P Shopper Columns



A LITTLE SUNSHINE




One of the best parts of my job as an animal shelter care technician is matching adopters with a pet who fits their needs and lifestyle. My own pets are a constant source of joy and companionship; my home wouldn’t be the same without them. I love that adoption not only means a fantastic new life for one of our animals but so much happiness for our adopters, too!  It may seem overwhelming to choose the right animal, but making an informed decision is important. Here are some of the most frequently asked questions I get as an adoption counselor and questions you should consider when choosing your new pet. What are the animal’s age and energy level? Any new pet will need training to acclimate to a new home, but some more than others. A puppy will need extensive training, whereas adults are more well-mannered. Adults and seniors often get overlooked in favor of their younger counterparts, even though they tend to require less training and are just as affectionate, fun, and loyal. When adopting a senior pet, owners should be financially prepared to handle any medical needs their pet may develop as they age.

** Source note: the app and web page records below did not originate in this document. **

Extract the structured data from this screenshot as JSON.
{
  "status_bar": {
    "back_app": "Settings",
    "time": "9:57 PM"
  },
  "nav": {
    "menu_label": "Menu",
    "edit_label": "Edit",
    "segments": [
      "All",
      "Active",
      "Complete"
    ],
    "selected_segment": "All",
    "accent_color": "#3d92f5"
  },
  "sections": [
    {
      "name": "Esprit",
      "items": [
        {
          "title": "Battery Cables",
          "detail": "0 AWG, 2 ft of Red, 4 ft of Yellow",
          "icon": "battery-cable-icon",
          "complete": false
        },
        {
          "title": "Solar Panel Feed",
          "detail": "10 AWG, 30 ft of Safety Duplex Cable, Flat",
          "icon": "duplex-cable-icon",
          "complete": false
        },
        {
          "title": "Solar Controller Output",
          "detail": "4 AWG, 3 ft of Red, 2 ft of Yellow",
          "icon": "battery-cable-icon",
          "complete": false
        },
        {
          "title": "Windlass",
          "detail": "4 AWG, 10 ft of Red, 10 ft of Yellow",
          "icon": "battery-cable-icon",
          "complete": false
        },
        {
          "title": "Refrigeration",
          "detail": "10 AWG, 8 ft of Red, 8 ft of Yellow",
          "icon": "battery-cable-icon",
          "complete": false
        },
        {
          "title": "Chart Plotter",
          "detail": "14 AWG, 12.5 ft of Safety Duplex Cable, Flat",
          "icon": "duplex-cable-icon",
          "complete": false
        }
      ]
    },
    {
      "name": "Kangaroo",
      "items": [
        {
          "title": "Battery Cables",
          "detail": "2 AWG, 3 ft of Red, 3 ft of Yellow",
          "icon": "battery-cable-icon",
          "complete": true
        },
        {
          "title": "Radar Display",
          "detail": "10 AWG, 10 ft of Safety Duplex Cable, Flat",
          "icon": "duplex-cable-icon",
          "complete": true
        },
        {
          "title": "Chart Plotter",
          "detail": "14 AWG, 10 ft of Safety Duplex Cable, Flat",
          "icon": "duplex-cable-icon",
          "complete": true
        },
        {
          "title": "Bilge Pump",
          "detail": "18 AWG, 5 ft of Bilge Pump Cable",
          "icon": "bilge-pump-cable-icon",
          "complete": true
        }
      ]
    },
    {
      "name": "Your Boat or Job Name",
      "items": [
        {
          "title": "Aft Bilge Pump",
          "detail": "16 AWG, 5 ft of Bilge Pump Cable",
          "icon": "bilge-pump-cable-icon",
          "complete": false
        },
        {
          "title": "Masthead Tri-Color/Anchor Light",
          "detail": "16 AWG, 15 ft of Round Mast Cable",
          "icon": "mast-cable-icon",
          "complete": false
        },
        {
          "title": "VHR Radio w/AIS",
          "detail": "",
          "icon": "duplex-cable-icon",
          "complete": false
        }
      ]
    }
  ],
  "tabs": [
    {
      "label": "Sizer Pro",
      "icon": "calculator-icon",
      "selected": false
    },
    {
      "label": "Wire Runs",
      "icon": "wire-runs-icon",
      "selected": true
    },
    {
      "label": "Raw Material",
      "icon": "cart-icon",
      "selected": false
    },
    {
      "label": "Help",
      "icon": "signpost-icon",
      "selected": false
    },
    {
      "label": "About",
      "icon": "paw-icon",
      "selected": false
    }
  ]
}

Adoption not only means a fantastic
new life for one of our animals,
but so much happiness for our adopters, too!

Is the animal good with other cats or dogs? Do their neighbors have dogs with whom their dogs would interact?  Do they pass dogs frequently on the sidewalks?  Would they need to be able to exercise their dog at a dog park?

Can I be responsible for a pet through any foreseeable life changes that may occur?  Do I have breed restrictions?  Many apartments, rental homes, military housing, campgrounds, and other establishments sadly ban their tenants from having certain breeds. Moving is one of the most common reasons owners surrender their dogs. Those facing relocation, military deployment, new parenthood, and other life changes should have a long-term plan for their pets’ wellbeing.

Am I prepared to provide yearly healthcare? Like people, dogs and cats require medical care to keep them healthy.  They need vaccines, flea prevention, dewormers, and checkups from their veterinarians, who can also run blood work and listen to the heart and lungs. Dogs should also be on heartworm prevention year-round. A potentially fatal disease caused by mosquitoes, heartworm disease is much cheaper and easier to prevent than cure!

Because the bond we form with our pets is so strong, owning one should be a lifelong commitment.  When I ask my adopters why they want to adopt, the answer is always more or less the same. They’re looking for someone to spend time with when they come home, a hiking companion, a study buddy, or a friend to cuddle with on the couch. In other words, they’re looking to bring a little sunshine into their homes! Pets truly do light up the lives of those who love them. With a bit of careful consideration, adopters can meet their perfect match and experience the joy of a lifelong friend.



Breonna Loxley is an animal care technician at an animal shelter. She is an avid artist, writer, and animal-lover. She lives with her parents, a younger brother, two cats, and one dog.